When she dies, you are not at first surprised. Part of love is preparing for death. ... Afterwards comes the madness. And then the loneliness. ... Other people think you want to talk ... you find the language of bereavement foolishly inadequate.
Last words
Disambiguation notice
Publisher's editors
Publisher series
Original language

References to this work on external resources.

Wikipedia in English (2)

Book description
Haiku summary

Amazon.com Amazon.com Review (ISBN 0679731369, Paperback)

Just what sort of book is Flaubert's Parrot, anyway? A literary biography of 19th-century French novelist, radical, and intellectual impresario Gustave Flaubert? A meditation on the uses and misuses of language? A novel of obsession, denial, irritation, and underhanded connivery? A thriller complete with disguises, sleuthing, mysterious meetings, and unknowing targets? An extended essay on the nature of fiction itself?
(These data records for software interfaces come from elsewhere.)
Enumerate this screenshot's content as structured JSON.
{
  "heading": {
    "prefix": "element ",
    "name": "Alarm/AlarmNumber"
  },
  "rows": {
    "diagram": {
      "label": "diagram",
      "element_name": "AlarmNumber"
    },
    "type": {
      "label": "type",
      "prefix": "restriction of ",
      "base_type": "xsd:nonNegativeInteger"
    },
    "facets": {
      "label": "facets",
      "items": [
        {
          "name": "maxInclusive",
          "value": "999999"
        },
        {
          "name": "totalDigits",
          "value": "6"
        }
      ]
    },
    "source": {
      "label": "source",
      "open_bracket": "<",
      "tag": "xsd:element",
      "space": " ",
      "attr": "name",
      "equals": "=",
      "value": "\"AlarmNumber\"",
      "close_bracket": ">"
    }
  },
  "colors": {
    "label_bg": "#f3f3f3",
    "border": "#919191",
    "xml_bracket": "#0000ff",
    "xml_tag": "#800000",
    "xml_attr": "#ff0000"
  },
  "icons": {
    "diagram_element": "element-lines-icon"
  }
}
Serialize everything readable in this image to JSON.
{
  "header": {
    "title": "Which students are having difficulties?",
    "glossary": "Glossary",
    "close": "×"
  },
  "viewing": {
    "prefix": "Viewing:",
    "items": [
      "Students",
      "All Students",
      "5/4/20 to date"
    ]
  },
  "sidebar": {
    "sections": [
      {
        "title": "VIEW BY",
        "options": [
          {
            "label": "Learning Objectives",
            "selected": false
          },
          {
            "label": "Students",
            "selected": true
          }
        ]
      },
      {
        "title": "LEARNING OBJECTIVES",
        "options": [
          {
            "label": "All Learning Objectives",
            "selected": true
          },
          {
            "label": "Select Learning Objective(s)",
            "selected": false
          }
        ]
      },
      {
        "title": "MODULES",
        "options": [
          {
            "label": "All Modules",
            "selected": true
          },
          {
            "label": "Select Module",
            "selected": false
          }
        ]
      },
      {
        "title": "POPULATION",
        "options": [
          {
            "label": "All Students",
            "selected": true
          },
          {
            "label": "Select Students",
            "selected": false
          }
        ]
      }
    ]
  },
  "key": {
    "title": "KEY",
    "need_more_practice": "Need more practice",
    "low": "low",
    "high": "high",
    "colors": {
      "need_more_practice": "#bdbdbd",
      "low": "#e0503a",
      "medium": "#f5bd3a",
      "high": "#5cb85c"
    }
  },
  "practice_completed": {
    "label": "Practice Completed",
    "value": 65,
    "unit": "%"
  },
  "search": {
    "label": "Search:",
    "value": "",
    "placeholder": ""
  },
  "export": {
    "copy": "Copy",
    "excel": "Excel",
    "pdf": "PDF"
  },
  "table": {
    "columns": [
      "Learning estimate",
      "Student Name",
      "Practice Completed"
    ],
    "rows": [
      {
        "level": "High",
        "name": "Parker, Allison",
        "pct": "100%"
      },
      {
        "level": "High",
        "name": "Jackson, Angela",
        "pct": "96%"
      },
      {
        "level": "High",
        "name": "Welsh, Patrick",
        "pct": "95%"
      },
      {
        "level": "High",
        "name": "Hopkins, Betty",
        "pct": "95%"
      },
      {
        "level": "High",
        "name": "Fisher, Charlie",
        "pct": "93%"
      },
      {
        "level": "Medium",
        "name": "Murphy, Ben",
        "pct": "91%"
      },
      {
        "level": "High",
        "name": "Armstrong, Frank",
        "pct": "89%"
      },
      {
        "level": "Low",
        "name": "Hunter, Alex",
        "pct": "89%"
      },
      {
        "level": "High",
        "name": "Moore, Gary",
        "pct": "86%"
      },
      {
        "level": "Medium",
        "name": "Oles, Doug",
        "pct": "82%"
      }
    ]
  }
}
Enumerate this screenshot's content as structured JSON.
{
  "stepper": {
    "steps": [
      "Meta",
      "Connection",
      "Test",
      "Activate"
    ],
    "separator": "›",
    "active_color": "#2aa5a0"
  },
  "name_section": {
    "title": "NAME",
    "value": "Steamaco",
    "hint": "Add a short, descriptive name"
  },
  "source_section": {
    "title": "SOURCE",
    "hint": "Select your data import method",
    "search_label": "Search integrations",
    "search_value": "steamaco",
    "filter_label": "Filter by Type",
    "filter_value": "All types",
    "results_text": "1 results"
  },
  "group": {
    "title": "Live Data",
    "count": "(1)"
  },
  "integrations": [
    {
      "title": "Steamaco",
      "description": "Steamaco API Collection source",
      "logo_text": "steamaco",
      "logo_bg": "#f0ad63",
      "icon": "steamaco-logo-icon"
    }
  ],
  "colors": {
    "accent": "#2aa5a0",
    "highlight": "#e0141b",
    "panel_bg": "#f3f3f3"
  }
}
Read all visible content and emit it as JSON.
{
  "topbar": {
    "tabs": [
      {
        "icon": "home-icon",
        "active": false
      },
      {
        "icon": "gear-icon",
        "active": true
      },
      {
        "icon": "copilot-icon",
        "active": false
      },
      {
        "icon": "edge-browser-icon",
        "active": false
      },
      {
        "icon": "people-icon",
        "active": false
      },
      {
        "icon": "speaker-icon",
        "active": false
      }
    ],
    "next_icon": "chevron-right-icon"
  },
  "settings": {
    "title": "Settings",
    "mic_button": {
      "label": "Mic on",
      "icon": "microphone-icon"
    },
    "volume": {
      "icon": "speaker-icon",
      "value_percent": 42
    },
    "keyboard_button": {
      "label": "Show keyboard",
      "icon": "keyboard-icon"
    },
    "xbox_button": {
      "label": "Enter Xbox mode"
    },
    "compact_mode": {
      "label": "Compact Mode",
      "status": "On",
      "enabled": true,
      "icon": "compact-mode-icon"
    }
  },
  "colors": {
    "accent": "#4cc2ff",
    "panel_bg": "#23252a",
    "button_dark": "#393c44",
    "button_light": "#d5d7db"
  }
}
On the surface, at first, Julian Barnes's book is the tale of an elderly English doctor's search for some intriguing details of Flaubert's life. Geoffrey Braithwaite seems to be involved in an attempt to establish whether a particularly fine, lovely, and ancient stuffed parrot is in fact one originally "borrowed by G. Flaubert from the Museum of Rouen and placed on his worktable during the writing of Un coeur simple, where it is called Loulou, the parrot of Felicité, the principal character of the tale."

What begins as a droll and intriguing excursion into the minutiae of Flaubert's life and intellect, along with an attempt to solve the small puzzle of the parrot--or rather parrots, for there are two competing for the title of Gustave's avian confrere--soon devolves into something obscure and worrisome, the exploration of an arcane Braithwaite obsession that is perhaps even pathological. The first hint we have that all is not as it seems comes almost halfway into the book, when after a humorously cantankerous account of the inadequacies of literary critics, Braithwaite closes a chapter by saying, "Now do you understand why I hate critics? I could try and describe to you the expression in my eyes at this moment; but they are far too discoloured with rage." And from that point, things just get more and more curious, until they end in the most unexpected bang.

One passage perhaps best describes the overall effect of this extraordinary story: "You can define a net in one of two ways, depending on your point of view. Normally, you would say that it is a meshed instrument designed to catch fish. But you could, with no great injury to logic, reverse the image and define the net as a jocular lexicographer once did: he called it a collection of holes tied together with string." Julian Barnes demonstrates that it is possible to catch quite an interesting fish no matter how you define the net. --Andrew Himes

(retrieved from Amazon Thu, 12 Mar 2015 18:10:43 -0400)

(see all 5 descriptions)

In an Appalachian city recovering from a plague called the Crumble, Anna waits for her friend's return and the plague's sole survivor Rory finds his solitary life interrupted by Eugenio, who is investigating the cause of the catastrophe.

(summary from another edition)

» see all 4 descriptions

Quick Links

Swap Ebooks Audio
16 avail.
60 wanted
6 pay5 pay

Popular covers


Average: (3.66)
0.5 1
1 9
1.5 2
2 47
2.5 19
3 144
3.5 45
4 214
4.5 34
5 101


3 editions of this book were published by Audible.com.

See editions

Is this you?

Become a LibraryThing Author.


Help/FAQs | About | Privacy/Terms | Blog | Store | Contact | LibraryThing.com | APIs | WikiThing | Common Knowledge | Legacy Libraries | Early Reviewers | 103,086,441 books! | Top bar: Always visible